### YOUR OBJECTIVE
Write out every line below that includes the word "void".

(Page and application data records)
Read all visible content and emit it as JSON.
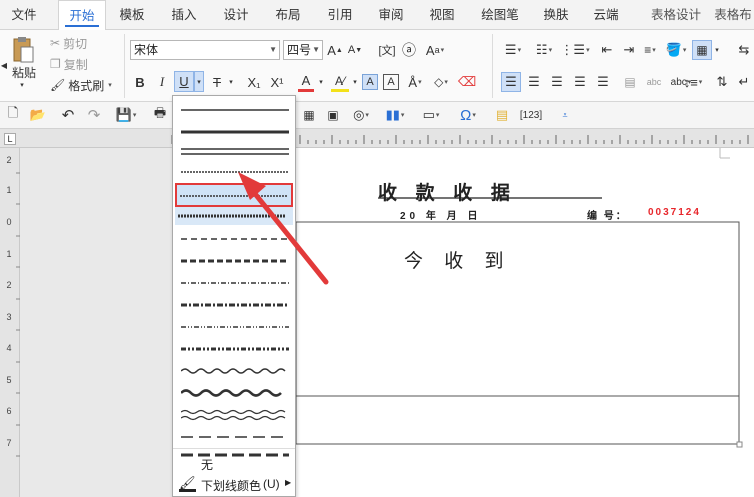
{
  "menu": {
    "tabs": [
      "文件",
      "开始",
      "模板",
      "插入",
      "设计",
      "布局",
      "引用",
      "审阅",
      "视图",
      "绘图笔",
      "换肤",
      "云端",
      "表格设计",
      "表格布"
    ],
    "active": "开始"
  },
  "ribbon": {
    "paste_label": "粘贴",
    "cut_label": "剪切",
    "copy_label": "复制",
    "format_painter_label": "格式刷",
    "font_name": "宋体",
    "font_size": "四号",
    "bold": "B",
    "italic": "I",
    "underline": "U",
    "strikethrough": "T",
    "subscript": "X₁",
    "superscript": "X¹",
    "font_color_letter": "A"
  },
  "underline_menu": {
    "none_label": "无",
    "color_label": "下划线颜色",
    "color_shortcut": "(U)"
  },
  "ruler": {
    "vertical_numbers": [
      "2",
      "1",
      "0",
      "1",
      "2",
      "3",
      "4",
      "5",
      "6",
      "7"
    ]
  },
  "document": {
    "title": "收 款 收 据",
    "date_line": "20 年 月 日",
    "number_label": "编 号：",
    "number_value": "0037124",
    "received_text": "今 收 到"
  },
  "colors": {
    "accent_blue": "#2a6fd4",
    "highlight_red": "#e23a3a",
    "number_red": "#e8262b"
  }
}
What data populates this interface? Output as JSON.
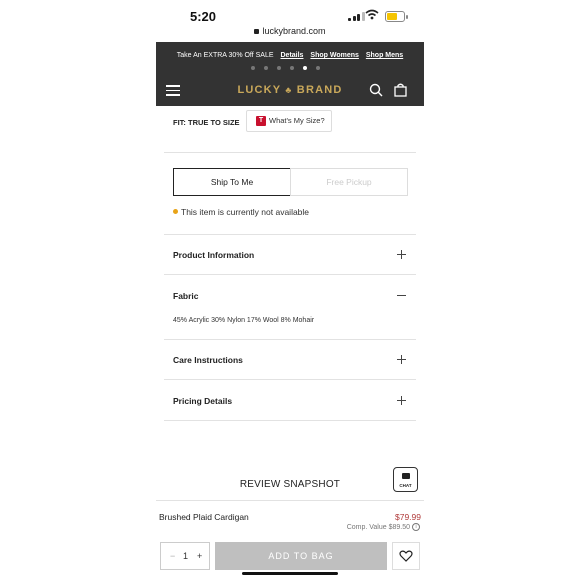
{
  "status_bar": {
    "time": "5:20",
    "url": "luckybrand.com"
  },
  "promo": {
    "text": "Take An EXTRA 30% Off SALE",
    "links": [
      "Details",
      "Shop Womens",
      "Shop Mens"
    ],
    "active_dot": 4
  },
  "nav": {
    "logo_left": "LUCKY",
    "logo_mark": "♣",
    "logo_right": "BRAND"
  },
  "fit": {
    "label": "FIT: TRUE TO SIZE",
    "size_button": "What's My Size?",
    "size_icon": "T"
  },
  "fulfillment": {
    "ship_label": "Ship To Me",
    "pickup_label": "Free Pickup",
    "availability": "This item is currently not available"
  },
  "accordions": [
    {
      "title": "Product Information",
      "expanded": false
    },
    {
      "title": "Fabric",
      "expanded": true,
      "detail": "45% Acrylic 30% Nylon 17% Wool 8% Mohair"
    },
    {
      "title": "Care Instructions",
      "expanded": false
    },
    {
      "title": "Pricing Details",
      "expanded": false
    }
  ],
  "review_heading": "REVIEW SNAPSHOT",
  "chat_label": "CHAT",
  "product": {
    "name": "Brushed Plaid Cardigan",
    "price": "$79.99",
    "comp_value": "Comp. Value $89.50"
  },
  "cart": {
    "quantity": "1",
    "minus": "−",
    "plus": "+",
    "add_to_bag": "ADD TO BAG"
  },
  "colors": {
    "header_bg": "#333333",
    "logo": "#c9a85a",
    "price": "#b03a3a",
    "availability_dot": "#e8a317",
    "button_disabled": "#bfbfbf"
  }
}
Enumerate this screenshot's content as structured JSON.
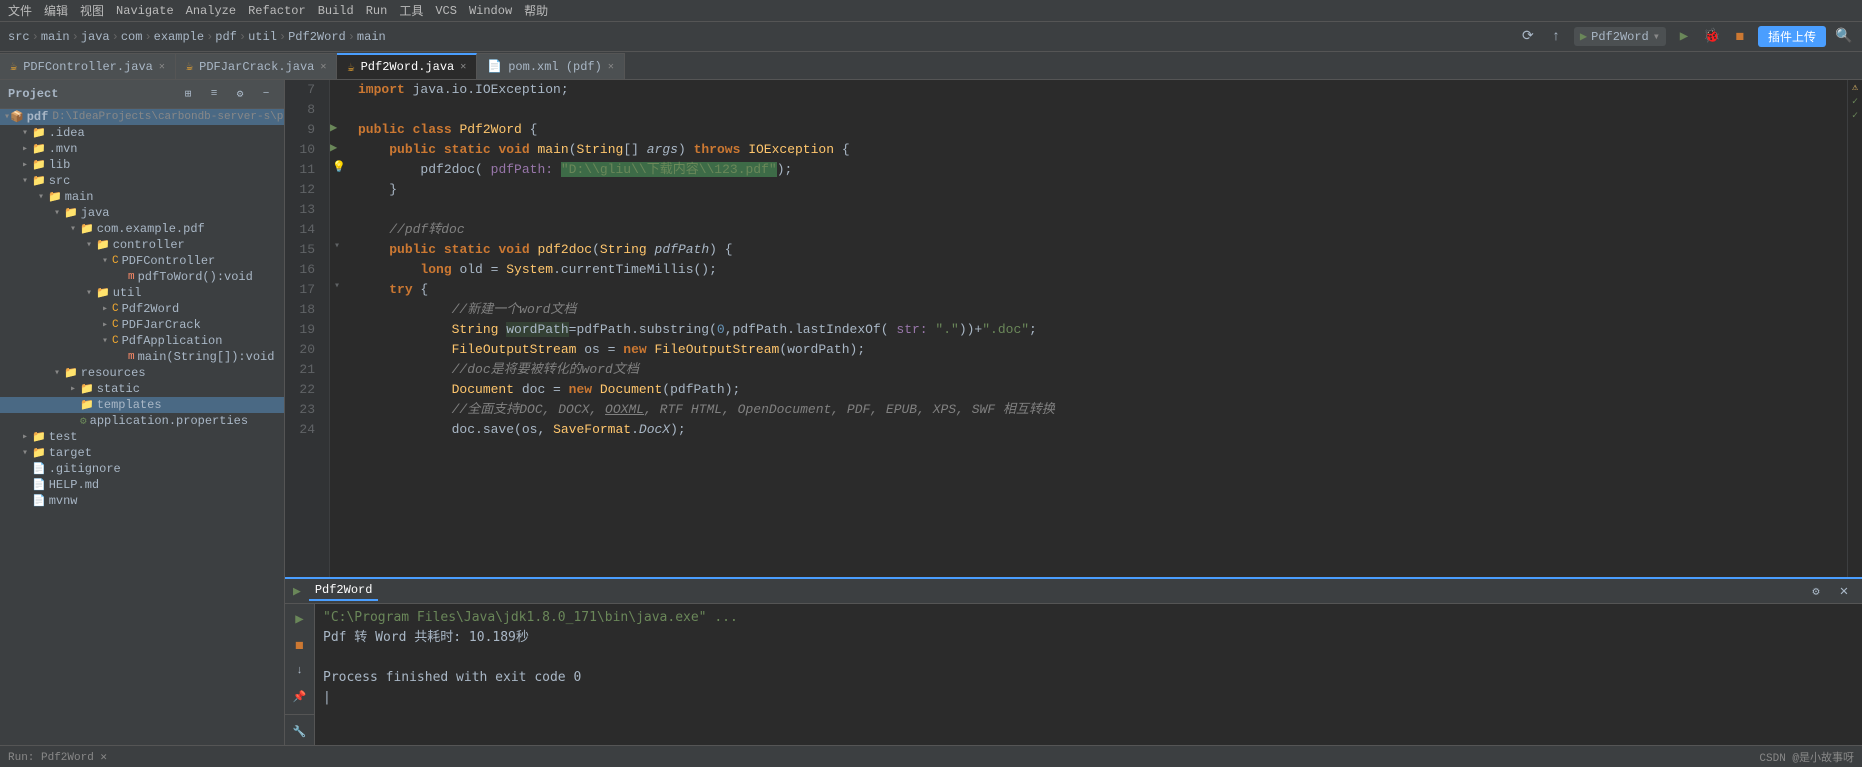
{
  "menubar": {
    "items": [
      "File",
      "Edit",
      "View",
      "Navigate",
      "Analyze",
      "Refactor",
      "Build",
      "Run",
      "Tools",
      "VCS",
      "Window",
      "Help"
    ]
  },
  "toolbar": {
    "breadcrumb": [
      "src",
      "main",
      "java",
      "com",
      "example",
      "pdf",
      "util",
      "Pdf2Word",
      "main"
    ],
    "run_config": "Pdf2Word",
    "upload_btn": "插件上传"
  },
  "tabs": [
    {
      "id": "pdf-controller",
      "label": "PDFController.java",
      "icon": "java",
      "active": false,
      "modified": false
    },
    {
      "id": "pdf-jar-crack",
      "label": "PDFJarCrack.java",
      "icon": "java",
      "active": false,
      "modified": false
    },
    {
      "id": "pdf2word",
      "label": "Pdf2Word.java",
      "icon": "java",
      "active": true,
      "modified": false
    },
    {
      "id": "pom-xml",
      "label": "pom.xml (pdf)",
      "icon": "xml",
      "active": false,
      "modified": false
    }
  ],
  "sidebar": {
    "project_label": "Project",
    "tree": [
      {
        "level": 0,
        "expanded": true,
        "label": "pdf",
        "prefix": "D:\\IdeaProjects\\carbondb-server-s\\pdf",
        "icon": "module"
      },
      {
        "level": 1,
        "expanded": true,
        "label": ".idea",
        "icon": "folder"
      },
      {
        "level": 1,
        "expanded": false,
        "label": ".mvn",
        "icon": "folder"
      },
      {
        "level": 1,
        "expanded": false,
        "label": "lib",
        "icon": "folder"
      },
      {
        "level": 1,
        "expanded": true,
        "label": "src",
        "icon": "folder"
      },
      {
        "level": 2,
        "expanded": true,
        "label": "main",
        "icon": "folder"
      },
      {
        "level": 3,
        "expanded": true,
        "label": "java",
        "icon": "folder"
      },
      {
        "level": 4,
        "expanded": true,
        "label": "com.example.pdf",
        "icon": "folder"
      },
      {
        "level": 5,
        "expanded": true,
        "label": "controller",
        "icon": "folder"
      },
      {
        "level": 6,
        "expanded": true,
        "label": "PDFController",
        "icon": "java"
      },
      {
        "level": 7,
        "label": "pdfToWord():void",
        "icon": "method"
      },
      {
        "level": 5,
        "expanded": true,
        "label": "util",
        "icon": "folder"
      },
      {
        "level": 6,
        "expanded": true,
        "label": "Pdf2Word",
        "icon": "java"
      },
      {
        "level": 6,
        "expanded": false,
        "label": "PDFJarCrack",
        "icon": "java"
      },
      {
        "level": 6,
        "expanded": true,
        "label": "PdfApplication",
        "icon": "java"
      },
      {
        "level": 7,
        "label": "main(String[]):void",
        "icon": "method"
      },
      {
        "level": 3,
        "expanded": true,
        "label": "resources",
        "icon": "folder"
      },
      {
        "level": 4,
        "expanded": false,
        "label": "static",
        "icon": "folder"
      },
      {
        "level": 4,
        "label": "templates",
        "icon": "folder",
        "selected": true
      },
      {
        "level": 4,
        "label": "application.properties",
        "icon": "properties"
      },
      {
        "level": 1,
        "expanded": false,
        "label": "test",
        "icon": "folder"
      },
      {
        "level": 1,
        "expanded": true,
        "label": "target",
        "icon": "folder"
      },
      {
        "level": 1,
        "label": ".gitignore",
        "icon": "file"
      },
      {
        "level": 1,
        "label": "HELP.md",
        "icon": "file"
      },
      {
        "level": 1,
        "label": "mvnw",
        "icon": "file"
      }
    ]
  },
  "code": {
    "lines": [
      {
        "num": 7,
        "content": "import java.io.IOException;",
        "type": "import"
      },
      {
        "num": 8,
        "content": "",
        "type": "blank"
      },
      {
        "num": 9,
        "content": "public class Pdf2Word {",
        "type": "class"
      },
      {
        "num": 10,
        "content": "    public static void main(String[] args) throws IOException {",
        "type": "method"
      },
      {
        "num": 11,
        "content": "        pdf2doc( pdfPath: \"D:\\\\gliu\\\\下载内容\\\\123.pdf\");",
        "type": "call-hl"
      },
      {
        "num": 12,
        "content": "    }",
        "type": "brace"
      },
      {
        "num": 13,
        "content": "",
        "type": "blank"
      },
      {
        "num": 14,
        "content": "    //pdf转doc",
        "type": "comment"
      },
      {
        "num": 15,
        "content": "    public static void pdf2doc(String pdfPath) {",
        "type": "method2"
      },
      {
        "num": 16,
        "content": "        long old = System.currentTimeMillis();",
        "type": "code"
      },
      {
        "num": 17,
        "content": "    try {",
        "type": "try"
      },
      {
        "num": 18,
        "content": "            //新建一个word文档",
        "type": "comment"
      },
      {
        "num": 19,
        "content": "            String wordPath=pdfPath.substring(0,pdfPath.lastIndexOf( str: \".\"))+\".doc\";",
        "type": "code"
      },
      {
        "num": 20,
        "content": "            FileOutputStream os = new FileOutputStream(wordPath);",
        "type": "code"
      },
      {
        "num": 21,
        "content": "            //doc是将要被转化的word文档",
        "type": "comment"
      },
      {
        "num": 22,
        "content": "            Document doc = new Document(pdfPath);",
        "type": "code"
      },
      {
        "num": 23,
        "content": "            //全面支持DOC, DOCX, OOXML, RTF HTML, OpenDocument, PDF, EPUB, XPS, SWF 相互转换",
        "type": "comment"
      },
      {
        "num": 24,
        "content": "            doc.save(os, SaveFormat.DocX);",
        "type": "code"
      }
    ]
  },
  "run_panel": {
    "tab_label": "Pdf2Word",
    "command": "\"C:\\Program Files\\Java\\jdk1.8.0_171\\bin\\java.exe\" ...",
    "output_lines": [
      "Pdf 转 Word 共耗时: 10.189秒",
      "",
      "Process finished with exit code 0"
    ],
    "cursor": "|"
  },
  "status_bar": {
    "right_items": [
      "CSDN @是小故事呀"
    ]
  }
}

### ANSWER TO THE PROBLEM
        "label": "pdfToWord():void",
        "label": "main(String[]):void",
        "content": "    public static void main(String[] args) throws IOException {",
        "content": "    public static void pdf2doc(String pdfPath) {",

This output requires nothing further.